Read on via The Cherry Sisters: Worst Act Ever? : NPR History Dept. : NPR.

Selling a Wife by Auction, 1879.

Image copyright Illustrated Police News
Sometimes, it just doesn’t work out. The spark goes, the flame flickers, the fire dies – whichever combustible cliche you favour, love has a regrettable habit of fizzling out.
But for everyone bar the wealthiest men in Victorian Britain, divorce was out of the question.
That may explain, if not excuse, why a navvy in Stacksteads, Lancashire who’d grown tired of married life, reverted to an old English custom.
He offered up his wife for auction to the highest bidder, staging the sale – as an additional insult – at the home they’d shared together.

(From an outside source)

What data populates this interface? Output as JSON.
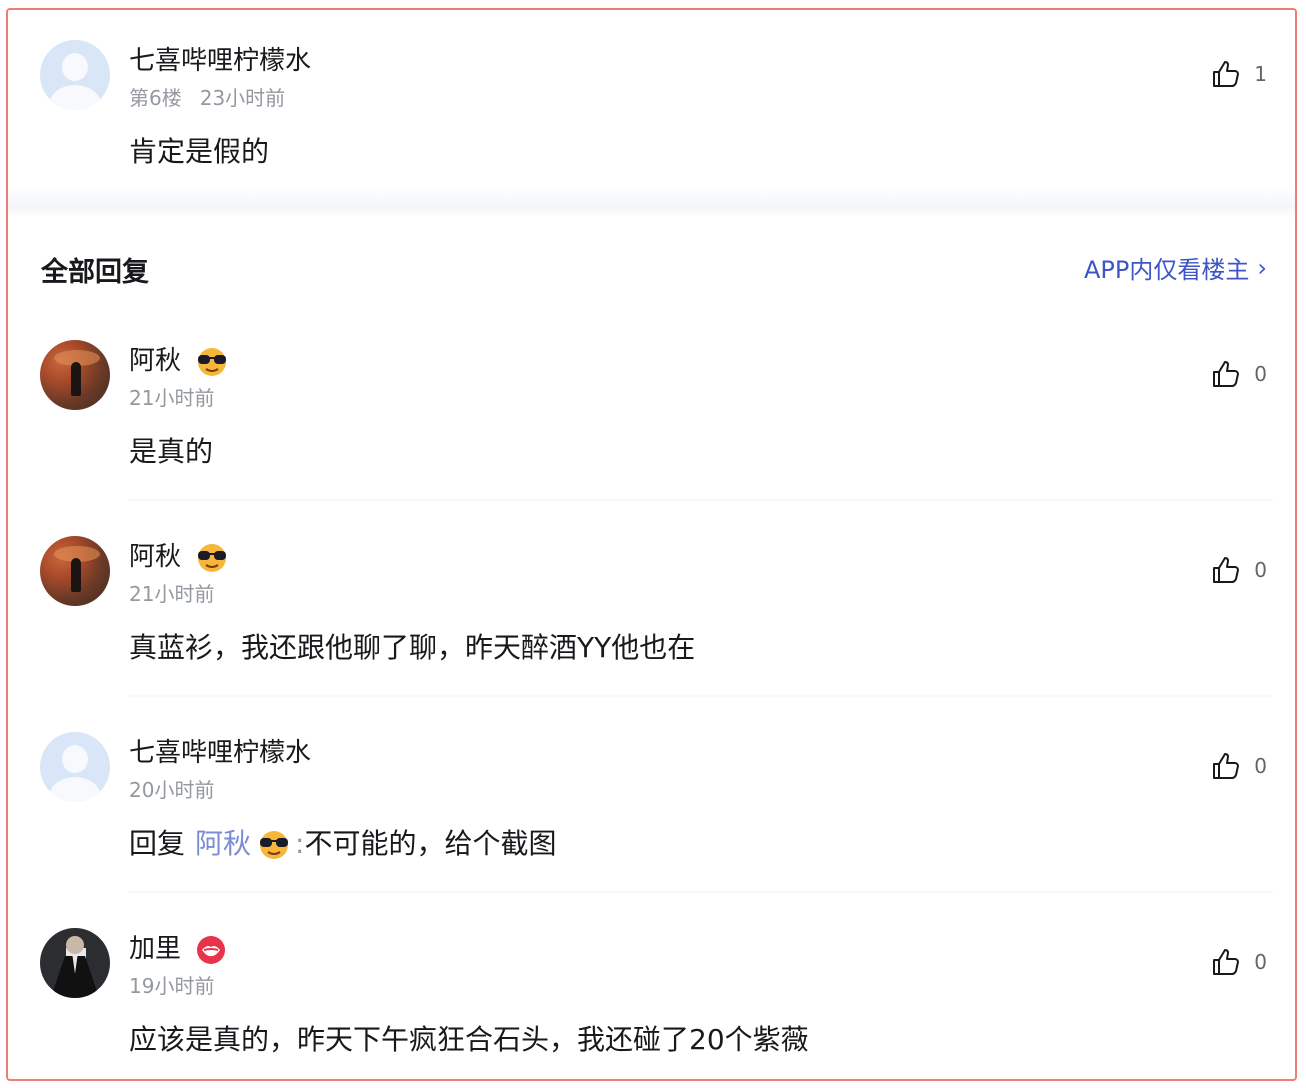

“Despite Solomon’s testimony as to a woman being more precious than rubies, and notwithstanding that the spectators were numerous, the highest offer was only 4d,” said the Sheffield and Rotherham Independent in 1879.
“The seller wanted to ‘throw in’ three children, but the buyer objected, and the bairns were left on hand.
The wife, however, went joyfully to the home of her new owner, and seemed to be quite glad to get away from her late liege lord as he was to part with her.”
And the buyer? His next-door neighbour.
Source: 10 bizarre Victorian love stories – BBC News